How do you sleep at night, Bandai toy warehouse?

Japan hates Youtube people

It’s easy to shorthand Japan as “Crazy Japan,” mainly because it’s fairly accurate most of the time. But every so often Glorious Nippon severely tests that “Glorious” part, and prove the characterization spot-on. This is one of those times.

Japan’s government has just passed a law that would outlaw the act of “ripping” copyrighted material of any kind to users’ computers, and the knowing downloading of such material from any internet source. Naturally, this is targeted towards folks who record TV shows and DVDs/Blu-rays for sharing, archiving, and of course piracy. That part of the law is a good thing. Punishment ranges from hefty fines to jail time. The law goes into effect this October.

But wait, there’s more.

The broad, vague wording of the law opens the potential to prosecute users with the temerity to view copyrighted material on such innocuous sites as Youtube, because those sites upload data to users’ computers. And it potentially covers international viewers of Japanese copyrighted material. What’s more, analysts suggest that the law could be used to suppress material that the government finds uncomfortable.

This bears all the hallmarks of a law written by fearful companies and legislators who would rather destroy that which they don’t understand and can’t adapt to. Of course, natural challenges over enforcement, scope and freedom of speech will rise up, but truthfully, it doesn’t seem really feasible that the Japanese public will muster the kind of intense resistance that Americans raised over SOPA and PIPA.

Prove me wrong, Japan. Prove me wrong.

Heart attacks, being shivved, sandwiches, all the proper reasons for calling 911

A man in East Hartford decided that the best way to get his sandwiches made the exact way he wanted was by calling 911.

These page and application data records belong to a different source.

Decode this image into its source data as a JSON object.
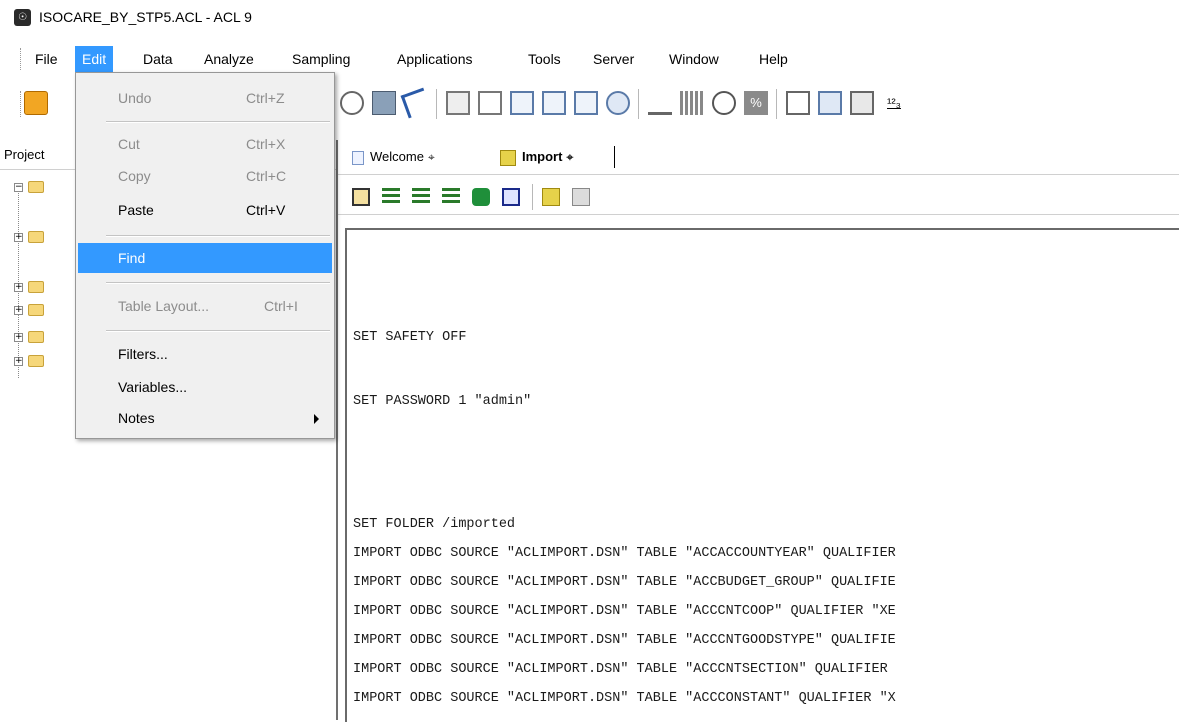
{
  "window": {
    "title": "ISOCARE_BY_STP5.ACL - ACL 9"
  },
  "menubar": {
    "items": [
      "File",
      "Edit",
      "Data",
      "Analyze",
      "Sampling",
      "Applications",
      "Tools",
      "Server",
      "Window",
      "Help"
    ]
  },
  "edit_menu": {
    "undo": {
      "label": "Undo",
      "shortcut": "Ctrl+Z"
    },
    "cut": {
      "label": "Cut",
      "shortcut": "Ctrl+X"
    },
    "copy": {
      "label": "Copy",
      "shortcut": "Ctrl+C"
    },
    "paste": {
      "label": "Paste",
      "shortcut": "Ctrl+V"
    },
    "find": {
      "label": "Find"
    },
    "table_layout": {
      "label": "Table Layout...",
      "shortcut": "Ctrl+I"
    },
    "filters": {
      "label": "Filters..."
    },
    "variables": {
      "label": "Variables..."
    },
    "notes": {
      "label": "Notes"
    }
  },
  "project_pane": {
    "header": "Project"
  },
  "tabs": [
    {
      "label": "Welcome"
    },
    {
      "label": "Import"
    }
  ],
  "script": {
    "lines": [
      "SET SAFETY OFF",
      "SET PASSWORD 1 \"admin\"",
      "SET FOLDER /imported",
      "IMPORT ODBC SOURCE \"ACLIMPORT.DSN\" TABLE \"ACCACCOUNTYEAR\" QUALIFIER",
      "IMPORT ODBC SOURCE \"ACLIMPORT.DSN\" TABLE \"ACCBUDGET_GROUP\" QUALIFIE",
      "IMPORT ODBC SOURCE \"ACLIMPORT.DSN\" TABLE \"ACCCNTCOOP\" QUALIFIER \"XE",
      "IMPORT ODBC SOURCE \"ACLIMPORT.DSN\" TABLE \"ACCCNTGOODSTYPE\" QUALIFIE",
      "IMPORT ODBC SOURCE \"ACLIMPORT.DSN\" TABLE \"ACCCNTSECTION\" QUALIFIER ",
      "IMPORT ODBC SOURCE \"ACLIMPORT.DSN\" TABLE \"ACCCONSTANT\" QUALIFIER \"X"
    ]
  },
  "colors": {
    "highlight": "#3399ff",
    "menu_bg": "#f0f0f0"
  }
}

“I specifically asked for a little turkey and a little ham and a lot of cheese and a lot of mayonnaise and they’re giving me a hard time,” Rother McLennon told a 911 dispatcher Wednesday.

The dispatcher, Heather Clayton, incredulously asked, “You’re calling 911 because you don’t like the way that they’re making your sandwich?”

While at a deli, the man asked for 14 sandwiches to be made with a lesser amount of meat, but adding on the cheese, hopefully lessening the price. This resulted in him requesting to use the in-deli phone to call emergency services over it. Despite this, no charges were filed. I feel like the cops may be missing out on an easy way to fatten the city’s pockets and teach someone a lesson.

There’s pro-life, and then there’s pro-looking busy at work

Some people kill time at work by playing Minesweeper. Republican congressmen do it by introducing anti-abortion measures into every single bill, relevance be damned.

The House GOP approved a Homeland Security spending bill that includes an attachment by Rep. Robert Aderholt, R-Ala, which prevents Immigration and Customs Enforcement from funding abortions for illegal immigrants. You hear that, ICE? Your days of aborting anchor babies are over!

… Except, as ICE spokesperson Barbara Gonzalez said, they have never funded or provided an abortion. Ever. Not even in that Planned Parenthood, “never with government money” way, but “even when we really wanted to because that baby was a terrorist.” (ICE already had a policy in place based on the Justice Department’s rule for the Bureau of Prisons that bars willy-nilly abortions.)

But, at least nobody can say Rep. Aderholt has never worked a day in his 15 years in the House. Technically, he’s worked at least one now.